  4. Lol, I have no problems to sneak in the right amount of description/worldbuilding, and I can weave complicated plots, but I suck at characterization.

  5. Bernard, I like books that move too. It’s a fine line to walk between too much info and not enough. Right now, I’m way too far into the ‘not enough’ category. *g*

  6. Gabriele, Most of my stories are character driven stories, so I’m at the opposite end of the spectrum. 😉

  7. The thing I’ve struggled with the most is character motivation and character arc. Nothing like writing in a genre that relies heavily on both to force you to learn. *g*

  8. Charli, LOL! True. Very true. *ggg*

  9. Haven’t mastered anything yet–lmao!–but there is one thing I’ve picked up on through various sci-fi books and movies which I hope to use very soon: The characters must be at ease in their alien environment.
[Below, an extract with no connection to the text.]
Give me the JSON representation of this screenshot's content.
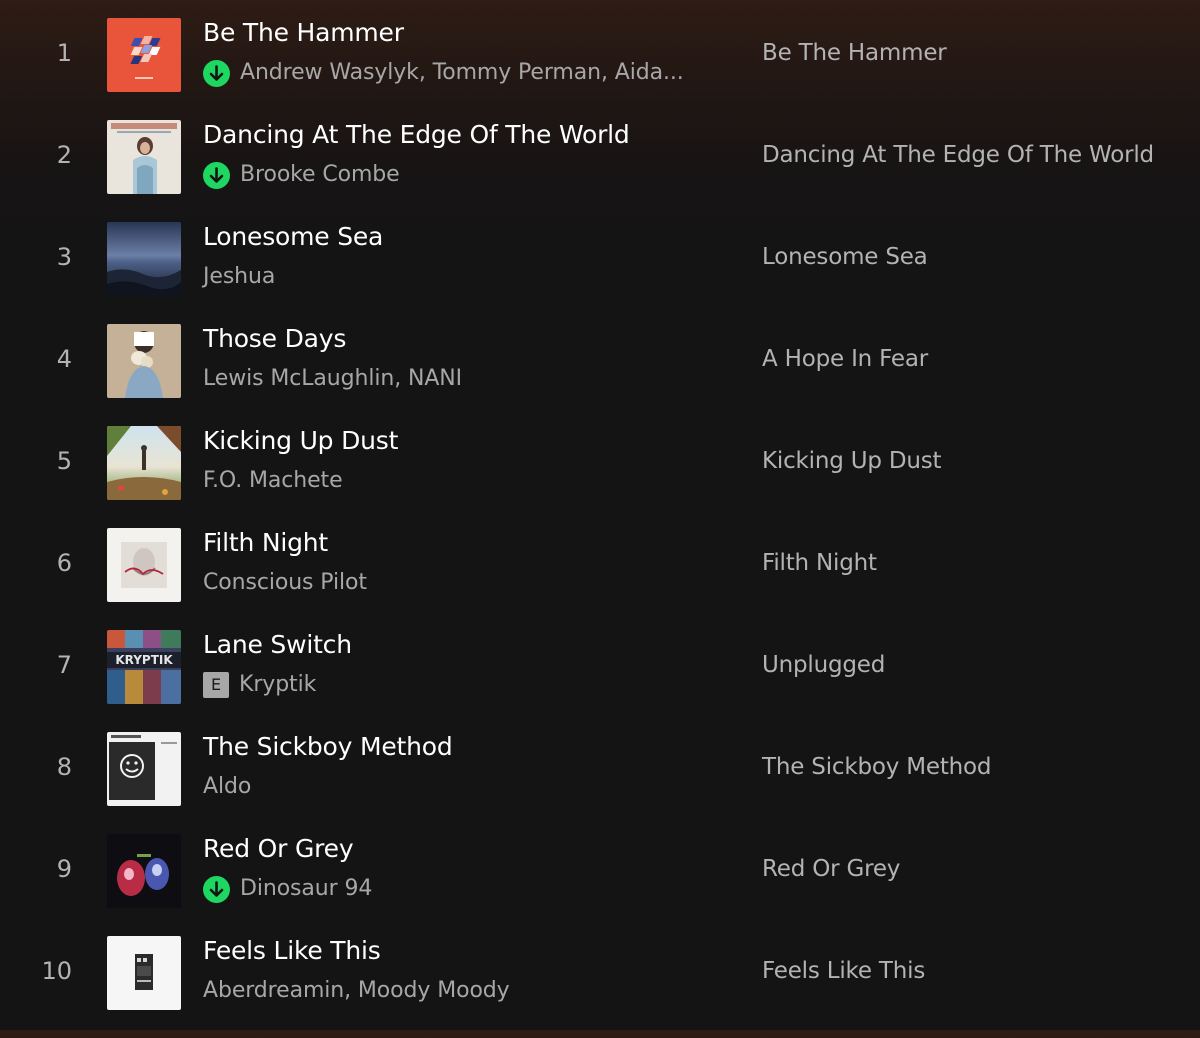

I must keep in mind that their world is only alien to ME, not them, so no flashing red lights or blaring horns when they can tell the eye of dervish (or whatever) they’re dining on isn’t fresh because they’re bloodshot, or the wonders of their new ultrasonic ray guns as opposed to the old metal jobs. They’re living in their now, and these things are commonplace and comfortable to them, and that draws me into a world faster than anything. Just a thought.

  10. Mostly I have problems with telling the story. Basically because I see it as a movie in my head. I watch as the “camera” moves around in different angles taking in the scene in a certain way. Also how it captures the characters. One of the things about movies is that you can get more than one POV in a scene. So it’s a painful struggle to put what I see in words since everything has to be seen through one of the character’s eyes, one POV.

  11. Raine, LOL! Actually, that’s extremely observant. Thanks! 🙂

  12. Tempest, You could always write in the omniscient pov. That would take care of that problem. 😉